### [Task description]
Within the material below, how many lines carry the word "bytes"? Only that number is wanted.

────────────────────

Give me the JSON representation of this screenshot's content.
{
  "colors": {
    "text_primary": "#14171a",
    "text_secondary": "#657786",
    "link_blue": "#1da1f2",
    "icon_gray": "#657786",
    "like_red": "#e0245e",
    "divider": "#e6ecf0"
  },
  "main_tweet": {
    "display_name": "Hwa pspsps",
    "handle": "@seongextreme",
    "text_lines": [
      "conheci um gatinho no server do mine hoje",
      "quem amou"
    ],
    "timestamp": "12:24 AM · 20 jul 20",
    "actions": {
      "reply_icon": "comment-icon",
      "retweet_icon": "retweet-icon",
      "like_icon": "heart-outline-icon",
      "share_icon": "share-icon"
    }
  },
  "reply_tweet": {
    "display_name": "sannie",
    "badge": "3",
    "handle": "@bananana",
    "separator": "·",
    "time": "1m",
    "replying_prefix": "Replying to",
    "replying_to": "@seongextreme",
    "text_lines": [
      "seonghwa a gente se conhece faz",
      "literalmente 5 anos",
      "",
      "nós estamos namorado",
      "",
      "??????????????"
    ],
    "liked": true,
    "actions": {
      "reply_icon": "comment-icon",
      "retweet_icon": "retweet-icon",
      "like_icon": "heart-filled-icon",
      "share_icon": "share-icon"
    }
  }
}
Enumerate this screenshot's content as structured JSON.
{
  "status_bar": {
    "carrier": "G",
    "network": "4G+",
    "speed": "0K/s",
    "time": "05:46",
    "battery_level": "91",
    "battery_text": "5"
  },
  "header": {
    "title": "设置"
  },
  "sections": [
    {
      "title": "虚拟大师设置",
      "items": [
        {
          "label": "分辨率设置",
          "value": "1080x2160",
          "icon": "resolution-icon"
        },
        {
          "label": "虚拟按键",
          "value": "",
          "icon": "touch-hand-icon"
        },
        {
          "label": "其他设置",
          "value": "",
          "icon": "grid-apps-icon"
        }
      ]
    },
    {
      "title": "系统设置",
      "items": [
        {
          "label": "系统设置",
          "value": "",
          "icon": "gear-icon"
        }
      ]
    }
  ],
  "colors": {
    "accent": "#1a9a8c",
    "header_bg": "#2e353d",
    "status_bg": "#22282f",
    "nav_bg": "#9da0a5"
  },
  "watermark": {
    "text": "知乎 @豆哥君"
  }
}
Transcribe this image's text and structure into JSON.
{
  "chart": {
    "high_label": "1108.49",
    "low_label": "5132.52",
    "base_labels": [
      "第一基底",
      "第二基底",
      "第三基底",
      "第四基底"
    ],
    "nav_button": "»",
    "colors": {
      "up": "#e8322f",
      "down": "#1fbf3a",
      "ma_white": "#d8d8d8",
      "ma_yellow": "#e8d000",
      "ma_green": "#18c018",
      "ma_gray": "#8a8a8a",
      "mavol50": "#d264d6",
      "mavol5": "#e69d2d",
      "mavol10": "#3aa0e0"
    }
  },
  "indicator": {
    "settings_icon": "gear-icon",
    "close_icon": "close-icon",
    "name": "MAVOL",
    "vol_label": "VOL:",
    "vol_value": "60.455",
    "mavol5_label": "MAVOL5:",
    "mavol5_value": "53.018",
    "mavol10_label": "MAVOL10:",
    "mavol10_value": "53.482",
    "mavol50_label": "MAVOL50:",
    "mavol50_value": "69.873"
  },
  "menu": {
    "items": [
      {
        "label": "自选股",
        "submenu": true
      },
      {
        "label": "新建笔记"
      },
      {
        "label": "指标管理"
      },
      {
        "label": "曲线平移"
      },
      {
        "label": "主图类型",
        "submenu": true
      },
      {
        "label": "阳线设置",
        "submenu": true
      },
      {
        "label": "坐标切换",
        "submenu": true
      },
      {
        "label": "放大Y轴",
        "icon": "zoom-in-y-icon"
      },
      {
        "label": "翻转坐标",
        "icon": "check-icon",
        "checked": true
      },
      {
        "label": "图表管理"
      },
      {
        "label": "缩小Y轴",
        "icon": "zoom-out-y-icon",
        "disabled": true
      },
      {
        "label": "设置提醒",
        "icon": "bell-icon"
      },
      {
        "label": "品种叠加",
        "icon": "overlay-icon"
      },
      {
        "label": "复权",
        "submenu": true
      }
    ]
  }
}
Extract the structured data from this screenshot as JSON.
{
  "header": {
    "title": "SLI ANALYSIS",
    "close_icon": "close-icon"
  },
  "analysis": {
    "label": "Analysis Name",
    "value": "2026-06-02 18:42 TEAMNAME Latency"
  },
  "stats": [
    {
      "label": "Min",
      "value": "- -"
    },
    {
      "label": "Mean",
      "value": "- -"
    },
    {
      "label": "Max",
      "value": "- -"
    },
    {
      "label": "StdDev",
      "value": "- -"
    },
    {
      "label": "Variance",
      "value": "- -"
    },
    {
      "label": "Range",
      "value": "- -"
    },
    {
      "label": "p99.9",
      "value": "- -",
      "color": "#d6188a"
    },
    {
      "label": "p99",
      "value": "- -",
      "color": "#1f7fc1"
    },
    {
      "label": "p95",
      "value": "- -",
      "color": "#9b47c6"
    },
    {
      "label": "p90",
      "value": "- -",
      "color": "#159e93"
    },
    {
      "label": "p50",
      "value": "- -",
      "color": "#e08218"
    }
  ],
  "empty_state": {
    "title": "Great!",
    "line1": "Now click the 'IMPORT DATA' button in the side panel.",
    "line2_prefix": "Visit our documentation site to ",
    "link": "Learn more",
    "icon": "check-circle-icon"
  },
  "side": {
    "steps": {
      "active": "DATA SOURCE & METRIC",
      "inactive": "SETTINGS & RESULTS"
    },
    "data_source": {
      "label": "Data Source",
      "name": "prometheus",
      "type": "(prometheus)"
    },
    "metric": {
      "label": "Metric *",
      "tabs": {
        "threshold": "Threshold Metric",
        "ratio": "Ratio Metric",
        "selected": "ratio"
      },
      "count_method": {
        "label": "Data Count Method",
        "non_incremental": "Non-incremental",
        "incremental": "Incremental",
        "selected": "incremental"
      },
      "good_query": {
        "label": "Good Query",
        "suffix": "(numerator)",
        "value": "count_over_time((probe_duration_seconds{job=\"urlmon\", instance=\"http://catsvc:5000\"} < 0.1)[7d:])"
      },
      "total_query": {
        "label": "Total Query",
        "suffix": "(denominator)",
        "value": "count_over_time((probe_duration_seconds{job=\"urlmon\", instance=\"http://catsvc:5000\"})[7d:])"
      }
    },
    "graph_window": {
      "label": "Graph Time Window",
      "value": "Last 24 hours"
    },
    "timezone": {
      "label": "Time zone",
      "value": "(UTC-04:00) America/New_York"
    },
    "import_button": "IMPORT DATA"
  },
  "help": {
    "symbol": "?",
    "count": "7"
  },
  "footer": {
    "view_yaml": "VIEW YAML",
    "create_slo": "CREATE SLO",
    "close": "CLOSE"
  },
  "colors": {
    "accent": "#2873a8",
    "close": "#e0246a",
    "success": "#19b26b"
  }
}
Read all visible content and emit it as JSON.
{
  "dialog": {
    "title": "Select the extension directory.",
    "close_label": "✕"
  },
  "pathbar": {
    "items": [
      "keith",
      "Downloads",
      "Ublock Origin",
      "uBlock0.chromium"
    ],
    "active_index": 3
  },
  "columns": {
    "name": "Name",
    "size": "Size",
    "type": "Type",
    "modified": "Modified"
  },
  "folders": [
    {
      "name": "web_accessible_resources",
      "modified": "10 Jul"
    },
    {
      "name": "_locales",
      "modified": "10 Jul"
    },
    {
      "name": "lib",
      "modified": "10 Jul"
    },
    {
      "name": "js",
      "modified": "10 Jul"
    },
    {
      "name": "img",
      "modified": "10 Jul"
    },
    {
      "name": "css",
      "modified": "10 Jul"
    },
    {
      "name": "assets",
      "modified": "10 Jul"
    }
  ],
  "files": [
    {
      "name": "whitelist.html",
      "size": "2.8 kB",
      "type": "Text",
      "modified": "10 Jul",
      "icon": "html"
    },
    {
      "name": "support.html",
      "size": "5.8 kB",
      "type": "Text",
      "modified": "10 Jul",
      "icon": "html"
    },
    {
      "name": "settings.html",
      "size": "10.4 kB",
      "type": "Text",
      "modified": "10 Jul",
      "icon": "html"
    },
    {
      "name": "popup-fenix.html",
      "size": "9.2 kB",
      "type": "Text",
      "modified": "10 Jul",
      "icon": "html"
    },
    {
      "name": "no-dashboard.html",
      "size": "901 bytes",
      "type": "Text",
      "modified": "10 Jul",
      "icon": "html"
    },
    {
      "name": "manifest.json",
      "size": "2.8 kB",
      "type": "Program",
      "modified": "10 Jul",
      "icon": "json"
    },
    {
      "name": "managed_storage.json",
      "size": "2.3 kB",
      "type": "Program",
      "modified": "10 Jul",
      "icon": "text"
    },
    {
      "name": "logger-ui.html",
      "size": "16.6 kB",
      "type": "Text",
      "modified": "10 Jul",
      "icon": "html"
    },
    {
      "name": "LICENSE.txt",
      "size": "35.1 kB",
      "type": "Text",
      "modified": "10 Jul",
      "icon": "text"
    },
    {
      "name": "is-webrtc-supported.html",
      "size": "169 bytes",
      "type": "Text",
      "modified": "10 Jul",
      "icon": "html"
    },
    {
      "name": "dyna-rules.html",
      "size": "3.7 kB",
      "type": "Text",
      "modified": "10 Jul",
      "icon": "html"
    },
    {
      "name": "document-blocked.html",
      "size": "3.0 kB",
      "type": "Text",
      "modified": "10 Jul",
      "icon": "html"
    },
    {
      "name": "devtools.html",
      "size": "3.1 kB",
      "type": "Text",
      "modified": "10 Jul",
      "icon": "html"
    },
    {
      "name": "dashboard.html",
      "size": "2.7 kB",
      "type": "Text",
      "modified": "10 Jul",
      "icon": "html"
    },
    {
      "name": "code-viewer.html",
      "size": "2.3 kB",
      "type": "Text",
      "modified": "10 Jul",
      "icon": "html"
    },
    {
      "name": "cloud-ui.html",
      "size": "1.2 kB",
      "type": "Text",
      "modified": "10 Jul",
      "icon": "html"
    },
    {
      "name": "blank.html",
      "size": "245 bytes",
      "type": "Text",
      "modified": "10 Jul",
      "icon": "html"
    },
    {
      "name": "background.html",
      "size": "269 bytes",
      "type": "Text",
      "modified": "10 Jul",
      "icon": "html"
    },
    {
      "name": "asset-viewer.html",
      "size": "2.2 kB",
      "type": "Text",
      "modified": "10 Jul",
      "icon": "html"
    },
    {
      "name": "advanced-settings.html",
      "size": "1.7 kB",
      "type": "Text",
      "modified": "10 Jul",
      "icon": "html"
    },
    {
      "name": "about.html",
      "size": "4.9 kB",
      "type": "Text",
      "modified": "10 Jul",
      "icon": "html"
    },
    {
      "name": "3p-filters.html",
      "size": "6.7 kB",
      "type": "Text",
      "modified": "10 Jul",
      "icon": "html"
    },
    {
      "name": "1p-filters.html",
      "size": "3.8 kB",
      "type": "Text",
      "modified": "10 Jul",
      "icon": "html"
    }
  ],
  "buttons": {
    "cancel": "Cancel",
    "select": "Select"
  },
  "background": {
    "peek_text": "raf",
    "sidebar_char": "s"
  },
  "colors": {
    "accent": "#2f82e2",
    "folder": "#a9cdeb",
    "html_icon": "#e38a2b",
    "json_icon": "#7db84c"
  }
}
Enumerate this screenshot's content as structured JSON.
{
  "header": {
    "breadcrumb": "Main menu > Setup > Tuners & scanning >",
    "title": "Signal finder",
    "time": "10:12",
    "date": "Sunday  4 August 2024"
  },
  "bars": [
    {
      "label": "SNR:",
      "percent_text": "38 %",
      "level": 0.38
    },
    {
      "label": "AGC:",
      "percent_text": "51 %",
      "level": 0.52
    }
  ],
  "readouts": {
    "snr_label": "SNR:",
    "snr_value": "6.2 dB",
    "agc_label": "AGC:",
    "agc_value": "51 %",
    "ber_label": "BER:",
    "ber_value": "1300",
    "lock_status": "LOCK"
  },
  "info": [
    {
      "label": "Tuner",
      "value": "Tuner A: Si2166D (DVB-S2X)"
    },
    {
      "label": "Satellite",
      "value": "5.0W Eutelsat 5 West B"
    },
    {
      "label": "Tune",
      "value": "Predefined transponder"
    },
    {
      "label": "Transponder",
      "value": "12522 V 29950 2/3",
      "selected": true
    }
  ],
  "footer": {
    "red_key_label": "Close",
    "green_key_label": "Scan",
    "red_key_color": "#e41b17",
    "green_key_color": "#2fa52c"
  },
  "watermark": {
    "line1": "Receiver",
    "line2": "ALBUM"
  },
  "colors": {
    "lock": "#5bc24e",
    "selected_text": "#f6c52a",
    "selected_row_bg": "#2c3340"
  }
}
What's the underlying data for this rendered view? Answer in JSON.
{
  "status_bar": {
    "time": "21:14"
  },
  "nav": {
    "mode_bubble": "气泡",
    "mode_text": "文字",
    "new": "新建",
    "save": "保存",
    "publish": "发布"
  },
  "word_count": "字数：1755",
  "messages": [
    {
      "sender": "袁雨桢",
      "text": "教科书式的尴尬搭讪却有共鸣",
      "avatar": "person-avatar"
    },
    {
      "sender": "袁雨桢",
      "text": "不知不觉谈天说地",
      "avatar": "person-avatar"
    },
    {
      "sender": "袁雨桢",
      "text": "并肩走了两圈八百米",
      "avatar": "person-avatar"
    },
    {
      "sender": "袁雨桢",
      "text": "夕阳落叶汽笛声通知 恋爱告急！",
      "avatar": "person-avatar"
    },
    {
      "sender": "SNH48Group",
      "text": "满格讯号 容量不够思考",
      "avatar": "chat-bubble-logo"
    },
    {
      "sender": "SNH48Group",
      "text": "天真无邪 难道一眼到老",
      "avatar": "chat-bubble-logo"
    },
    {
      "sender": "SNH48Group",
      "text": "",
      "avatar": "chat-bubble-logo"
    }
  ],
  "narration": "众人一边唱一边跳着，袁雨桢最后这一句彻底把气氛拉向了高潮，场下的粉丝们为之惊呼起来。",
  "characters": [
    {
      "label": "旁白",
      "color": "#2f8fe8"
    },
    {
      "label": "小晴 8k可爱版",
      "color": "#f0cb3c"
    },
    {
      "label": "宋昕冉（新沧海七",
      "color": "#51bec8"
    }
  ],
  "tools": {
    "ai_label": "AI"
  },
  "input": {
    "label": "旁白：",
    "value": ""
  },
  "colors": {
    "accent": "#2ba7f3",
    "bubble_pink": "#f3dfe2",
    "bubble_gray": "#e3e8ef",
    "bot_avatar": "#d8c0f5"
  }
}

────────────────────

### [Result for this task]
4